Published: December 2002
We just returned from a day trip to Los Algodones where we purchased some arthritic medicine. After having read the article by David saying I could bring back 50 doses of a controlled drug if I had a prescription by a Mexican Dr., I went that route. Got the prescription for 20 tablets of Percodan.
However, when we came back to the border the Customs Officials detained me, told us we could NOT take ANY controlled substance into US unless we also had a US prescription. They told us to take it back to the DR. in Algodones and get our money back. Luckily, he did refund our money which was $30.00.. Lesson learned... Just thought we would pass this on. Pat Phoenix, AZ.

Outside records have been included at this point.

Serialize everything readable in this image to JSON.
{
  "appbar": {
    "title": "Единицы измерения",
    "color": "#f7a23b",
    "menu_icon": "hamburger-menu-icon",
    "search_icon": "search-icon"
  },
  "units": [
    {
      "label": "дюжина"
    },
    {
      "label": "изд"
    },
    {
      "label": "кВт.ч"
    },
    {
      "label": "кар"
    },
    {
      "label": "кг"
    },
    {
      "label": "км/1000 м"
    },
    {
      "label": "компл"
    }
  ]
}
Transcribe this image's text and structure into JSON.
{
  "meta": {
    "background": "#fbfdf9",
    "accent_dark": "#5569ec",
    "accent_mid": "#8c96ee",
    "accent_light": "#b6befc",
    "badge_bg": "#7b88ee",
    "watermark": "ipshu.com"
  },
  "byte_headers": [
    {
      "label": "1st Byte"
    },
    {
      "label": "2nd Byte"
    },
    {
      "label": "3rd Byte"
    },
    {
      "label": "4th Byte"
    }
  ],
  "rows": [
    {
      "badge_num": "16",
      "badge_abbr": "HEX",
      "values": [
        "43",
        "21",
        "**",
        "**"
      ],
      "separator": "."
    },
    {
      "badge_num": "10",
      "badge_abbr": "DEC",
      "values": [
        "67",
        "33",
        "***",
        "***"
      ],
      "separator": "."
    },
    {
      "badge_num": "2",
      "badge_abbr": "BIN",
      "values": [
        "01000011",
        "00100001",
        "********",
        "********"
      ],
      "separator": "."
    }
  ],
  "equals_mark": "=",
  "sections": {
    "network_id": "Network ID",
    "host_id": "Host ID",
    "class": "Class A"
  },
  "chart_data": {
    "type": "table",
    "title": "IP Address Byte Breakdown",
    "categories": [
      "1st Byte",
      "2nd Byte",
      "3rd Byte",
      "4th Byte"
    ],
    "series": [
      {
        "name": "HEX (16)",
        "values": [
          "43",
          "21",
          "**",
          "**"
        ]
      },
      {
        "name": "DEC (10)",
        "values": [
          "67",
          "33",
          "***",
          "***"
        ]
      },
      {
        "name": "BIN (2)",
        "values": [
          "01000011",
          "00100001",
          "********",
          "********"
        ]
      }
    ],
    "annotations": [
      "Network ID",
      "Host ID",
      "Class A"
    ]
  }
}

David El Codo Eidell Replies: The following excerpted paragraph is from today's U.S. Customs Website "Guide For Travelers" Regarding importation of prescription medicines for personal use:

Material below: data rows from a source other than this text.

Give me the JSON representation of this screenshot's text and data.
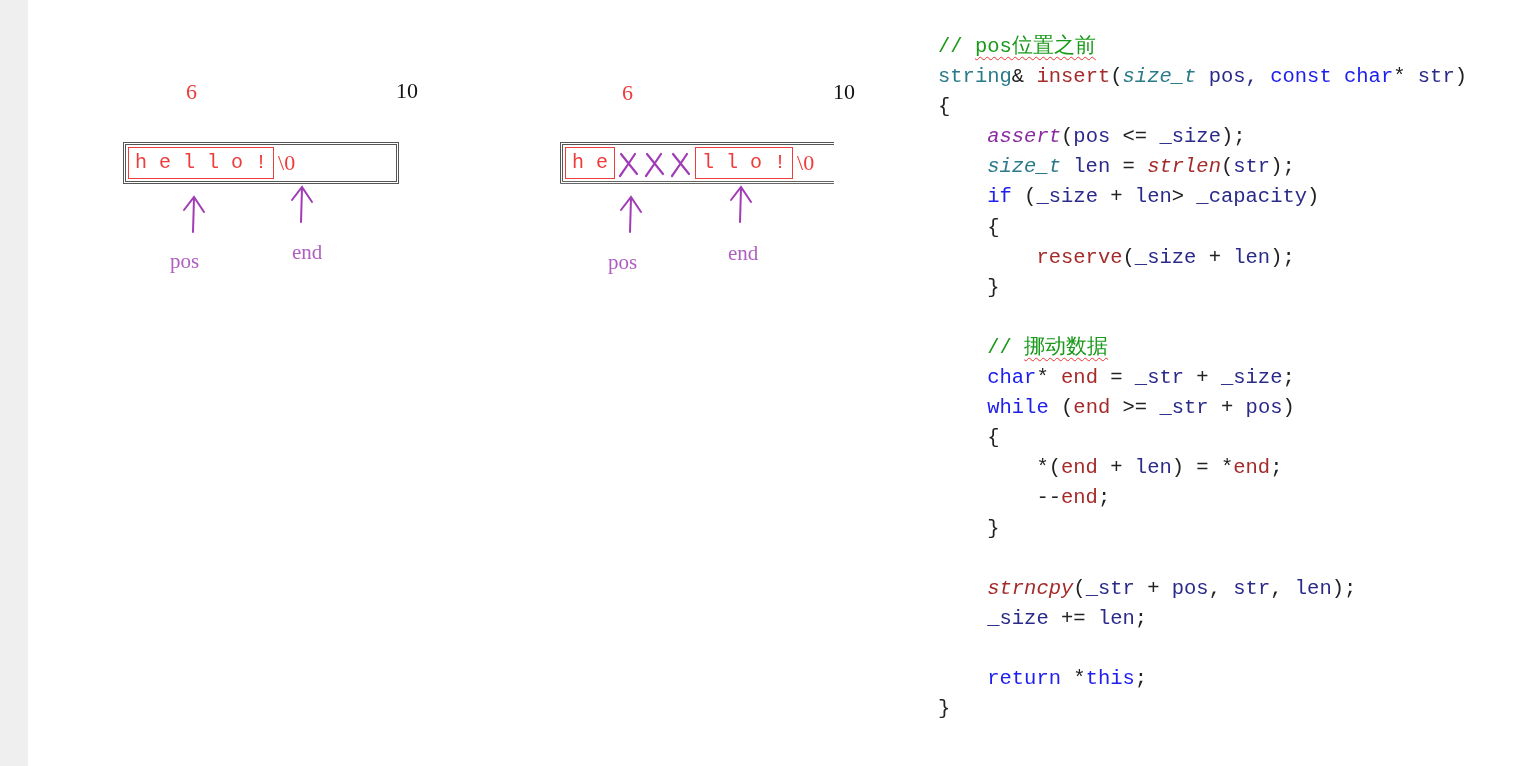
{
  "diagrams": [
    {
      "top_labels": [
        {
          "text": "6",
          "color": "#ee3b3b"
        },
        {
          "text": "10",
          "color": "#111111"
        }
      ],
      "cells": [
        {
          "kind": "chars",
          "text": "h e l l o !"
        },
        {
          "kind": "terminator",
          "text": "\\0"
        }
      ],
      "pointers": [
        {
          "label": "pos"
        },
        {
          "label": "end"
        }
      ]
    },
    {
      "top_labels": [
        {
          "text": "6",
          "color": "#ee3b3b"
        },
        {
          "text": "10",
          "color": "#111111"
        }
      ],
      "cells": [
        {
          "kind": "chars",
          "text": "h e"
        },
        {
          "kind": "cross"
        },
        {
          "kind": "cross"
        },
        {
          "kind": "cross"
        },
        {
          "kind": "chars",
          "text": "l l o !"
        },
        {
          "kind": "terminator",
          "text": "\\0"
        }
      ],
      "pointers": [
        {
          "label": "pos"
        },
        {
          "label": "end"
        }
      ]
    }
  ],
  "code_lines": [
    {
      "kind": "code",
      "tokens": [
        {
          "kind": "comment",
          "text": "// "
        },
        {
          "kind": "comment",
          "text": "pos位置之前",
          "spellcheck": true
        }
      ]
    },
    {
      "kind": "code",
      "tokens": [
        {
          "kind": "type",
          "text": "string"
        },
        {
          "kind": "plain",
          "text": "& "
        },
        {
          "kind": "func",
          "text": "insert"
        },
        {
          "kind": "plain",
          "text": "("
        },
        {
          "kind": "italic_type",
          "text": "size_t"
        },
        {
          "kind": "var",
          "text": " pos, "
        },
        {
          "kind": "keyword",
          "text": "const char"
        },
        {
          "kind": "plain",
          "text": "* "
        },
        {
          "kind": "var",
          "text": "str"
        },
        {
          "kind": "plain",
          "text": ")"
        }
      ]
    },
    {
      "kind": "code",
      "tokens": [
        {
          "kind": "plain",
          "text": "{"
        }
      ],
      "children": [
        {
          "kind": "code",
          "tokens": [
            {
              "kind": "macro",
              "text": "assert"
            },
            {
              "kind": "plain",
              "text": "("
            },
            {
              "kind": "var",
              "text": "pos"
            },
            {
              "kind": "plain",
              "text": " <= "
            },
            {
              "kind": "var",
              "text": "_size"
            },
            {
              "kind": "plain",
              "text": ");"
            }
          ]
        },
        {
          "kind": "code",
          "tokens": [
            {
              "kind": "italic_type",
              "text": "size_t"
            },
            {
              "kind": "var",
              "text": " len"
            },
            {
              "kind": "plain",
              "text": " = "
            },
            {
              "kind": "italic_func",
              "text": "strlen"
            },
            {
              "kind": "plain",
              "text": "("
            },
            {
              "kind": "var",
              "text": "str"
            },
            {
              "kind": "plain",
              "text": ");"
            }
          ]
        },
        {
          "kind": "code",
          "tokens": [
            {
              "kind": "keyword",
              "text": "if"
            },
            {
              "kind": "plain",
              "text": " ("
            },
            {
              "kind": "var",
              "text": "_size"
            },
            {
              "kind": "plain",
              "text": " + "
            },
            {
              "kind": "var",
              "text": "len"
            },
            {
              "kind": "plain",
              "text": "> "
            },
            {
              "kind": "var",
              "text": "_capacity"
            },
            {
              "kind": "plain",
              "text": ")"
            }
          ]
        },
        {
          "kind": "code",
          "tokens": [
            {
              "kind": "plain",
              "text": "{"
            }
          ],
          "children": [
            {
              "kind": "code",
              "tokens": [
                {
                  "kind": "func",
                  "text": "reserve"
                },
                {
                  "kind": "plain",
                  "text": "("
                },
                {
                  "kind": "var",
                  "text": "_size"
                },
                {
                  "kind": "plain",
                  "text": " + "
                },
                {
                  "kind": "var",
                  "text": "len"
                },
                {
                  "kind": "plain",
                  "text": ");"
                }
              ]
            }
          ]
        },
        {
          "kind": "code",
          "tokens": [
            {
              "kind": "plain",
              "text": "}"
            }
          ]
        },
        {
          "kind": "blank"
        },
        {
          "kind": "code",
          "tokens": [
            {
              "kind": "comment",
              "text": "// "
            },
            {
              "kind": "comment",
              "text": "挪动数据",
              "spellcheck": true
            }
          ]
        },
        {
          "kind": "code",
          "tokens": [
            {
              "kind": "keyword",
              "text": "char"
            },
            {
              "kind": "plain",
              "text": "* "
            },
            {
              "kind": "local",
              "text": "end"
            },
            {
              "kind": "plain",
              "text": " = "
            },
            {
              "kind": "var",
              "text": "_str"
            },
            {
              "kind": "plain",
              "text": " + "
            },
            {
              "kind": "var",
              "text": "_size"
            },
            {
              "kind": "plain",
              "text": ";"
            }
          ]
        },
        {
          "kind": "code",
          "tokens": [
            {
              "kind": "keyword",
              "text": "while"
            },
            {
              "kind": "plain",
              "text": " ("
            },
            {
              "kind": "local",
              "text": "end"
            },
            {
              "kind": "plain",
              "text": " >= "
            },
            {
              "kind": "var",
              "text": "_str"
            },
            {
              "kind": "plain",
              "text": " + "
            },
            {
              "kind": "var",
              "text": "pos"
            },
            {
              "kind": "plain",
              "text": ")"
            }
          ]
        },
        {
          "kind": "code",
          "tokens": [
            {
              "kind": "plain",
              "text": "{"
            }
          ],
          "children": [
            {
              "kind": "code",
              "tokens": [
                {
                  "kind": "plain",
                  "text": "*("
                },
                {
                  "kind": "local",
                  "text": "end"
                },
                {
                  "kind": "plain",
                  "text": " + "
                },
                {
                  "kind": "var",
                  "text": "len"
                },
                {
                  "kind": "plain",
                  "text": ") = *"
                },
                {
                  "kind": "local",
                  "text": "end"
                },
                {
                  "kind": "plain",
                  "text": ";"
                }
              ]
            },
            {
              "kind": "code",
              "tokens": [
                {
                  "kind": "plain",
                  "text": "--"
                },
                {
                  "kind": "local",
                  "text": "end"
                },
                {
                  "kind": "plain",
                  "text": ";"
                }
              ]
            }
          ]
        },
        {
          "kind": "code",
          "tokens": [
            {
              "kind": "plain",
              "text": "}"
            }
          ]
        },
        {
          "kind": "blank"
        },
        {
          "kind": "code",
          "tokens": [
            {
              "kind": "italic_func",
              "text": "strncpy"
            },
            {
              "kind": "plain",
              "text": "("
            },
            {
              "kind": "var",
              "text": "_str"
            },
            {
              "kind": "plain",
              "text": " + "
            },
            {
              "kind": "var",
              "text": "pos"
            },
            {
              "kind": "plain",
              "text": ", "
            },
            {
              "kind": "var",
              "text": "str"
            },
            {
              "kind": "plain",
              "text": ", "
            },
            {
              "kind": "var",
              "text": "len"
            },
            {
              "kind": "plain",
              "text": ");"
            }
          ]
        },
        {
          "kind": "code",
          "tokens": [
            {
              "kind": "var",
              "text": "_size"
            },
            {
              "kind": "plain",
              "text": " += "
            },
            {
              "kind": "var",
              "text": "len"
            },
            {
              "kind": "plain",
              "text": ";"
            }
          ]
        },
        {
          "kind": "blank"
        },
        {
          "kind": "code",
          "tokens": [
            {
              "kind": "keyword",
              "text": "return"
            },
            {
              "kind": "plain",
              "text": " *"
            },
            {
              "kind": "keyword",
              "text": "this"
            },
            {
              "kind": "plain",
              "text": ";"
            }
          ]
        }
      ]
    },
    {
      "kind": "code",
      "tokens": [
        {
          "kind": "plain",
          "text": "}"
        }
      ]
    }
  ]
}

The U.S. Customs Service enforces Federal laws and regulations, including those of the Drug Enforcement Administration (DEA) and the Food and Drug Administration (FDA). A new bill was recently passed by Congress that amends a portion of the Controlled Substances Act (21USC956(a)). This amendment allows a United States resident to import up to 50 dosage units of a controlled medication without a valid prescription at an international land border.
These medications must be declared upon arrival, be for your own personal use and in their original container. However, travelers should be aware that drug products which are not approved by the U.S. Food and Drug Administration may not be acceptable for such importation. FDA warns that such drugs are often of unknown quality and discourages buying drugs sold in foreign countries. Please go to http://www.fda.gov/ora/import/purchasing_medications.htm for further information.

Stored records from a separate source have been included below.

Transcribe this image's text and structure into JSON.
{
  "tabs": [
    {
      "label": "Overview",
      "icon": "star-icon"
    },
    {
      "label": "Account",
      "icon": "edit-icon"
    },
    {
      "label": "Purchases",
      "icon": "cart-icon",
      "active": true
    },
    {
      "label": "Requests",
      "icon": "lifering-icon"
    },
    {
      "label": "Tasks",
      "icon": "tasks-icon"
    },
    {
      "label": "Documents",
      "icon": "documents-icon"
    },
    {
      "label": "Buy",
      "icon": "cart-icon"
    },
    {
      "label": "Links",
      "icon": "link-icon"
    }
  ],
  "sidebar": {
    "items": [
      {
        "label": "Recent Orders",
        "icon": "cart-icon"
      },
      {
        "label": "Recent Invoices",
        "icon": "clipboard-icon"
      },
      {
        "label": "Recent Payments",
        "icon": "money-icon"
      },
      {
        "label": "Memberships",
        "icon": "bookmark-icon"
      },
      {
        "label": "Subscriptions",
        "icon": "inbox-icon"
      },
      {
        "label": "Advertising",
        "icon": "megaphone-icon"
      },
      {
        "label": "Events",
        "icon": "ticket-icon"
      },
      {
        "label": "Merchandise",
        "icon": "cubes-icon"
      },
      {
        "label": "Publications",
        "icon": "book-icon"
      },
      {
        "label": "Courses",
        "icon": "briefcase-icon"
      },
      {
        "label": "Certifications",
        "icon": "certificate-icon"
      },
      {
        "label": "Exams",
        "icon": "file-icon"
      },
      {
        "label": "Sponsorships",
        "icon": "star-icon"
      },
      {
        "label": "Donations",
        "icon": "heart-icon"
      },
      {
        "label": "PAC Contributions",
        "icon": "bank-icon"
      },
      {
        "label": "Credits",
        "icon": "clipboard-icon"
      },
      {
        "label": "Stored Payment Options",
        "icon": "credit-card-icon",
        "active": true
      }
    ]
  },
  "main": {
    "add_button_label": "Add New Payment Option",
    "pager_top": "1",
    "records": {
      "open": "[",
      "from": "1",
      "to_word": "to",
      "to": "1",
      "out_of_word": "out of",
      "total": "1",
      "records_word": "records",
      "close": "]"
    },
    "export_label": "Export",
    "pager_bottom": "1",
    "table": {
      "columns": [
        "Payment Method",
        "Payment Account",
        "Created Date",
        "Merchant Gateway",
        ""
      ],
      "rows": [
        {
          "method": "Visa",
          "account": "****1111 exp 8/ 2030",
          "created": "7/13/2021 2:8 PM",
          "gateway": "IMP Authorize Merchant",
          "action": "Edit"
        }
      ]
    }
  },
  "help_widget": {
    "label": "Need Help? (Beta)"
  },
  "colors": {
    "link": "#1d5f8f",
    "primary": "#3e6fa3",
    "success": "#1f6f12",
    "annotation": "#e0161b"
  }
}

I strongly suspect that a maverick inspector decided to impart his own version of exactly what is allowable. A citizen is allowed to "appeal" a customs inspector's "decision" on the spot to the supervisor on duty. If the supervisor over rides the agent's decision then the matter is settled right then and there.
If a supervisor were to "agree" with the agent and disallow the medication, this is what I would do:
1) Politely ask for the supervisor's full name and badge number.
2) Redirect your question to read: "EXACTLY WHY IS THIS MEDICINE DISALLOWED ENTRY FOR MY OWN PERSONAL USE?" Carefully copy the answer down (word for word).
3) Ask for the telephone number and or mailing address of the PORT DIRECTOR of that particular port and the telephone number of the relevant department of US CUSTOMS in Washington DC.
4) When you get home FOLLOW UP on your grievance. Mail a copy of your letter to the Port Director and an exact copy to US Customs Washington, DC. Follow up with a telephone call.
US Customs agents remind me of a lot of Mexican cops -- they get rather sloppy on enforcement because few "customers" take the time to complain. The more organized, detached and polite the complaints become, the more serious the Port Director and Washington DC will take them. And keep in mind my favorite saying about US Customs Agents: "They don't have to be smart -- just suspicious"
As late as 2001, a US Customs Agent tried to be Dick Tracy with Celebrex. He mistakenly thought Celebrex was somehow related to Valium and remarked "That Stuff's Illegal!" His supervisor (a-special-agent) frowned slightly as he over-rode the agent's decision. The only thing that the complaining agent remarked was "Next!"
BUT...BUT...BUT... A caveat needs to be added to the articles about this particular "rub". One careless decision by a federal flunky could ruin someone's carefully laid plans to LEGALLY obtain medicine for a LEGITIMATE medical reason.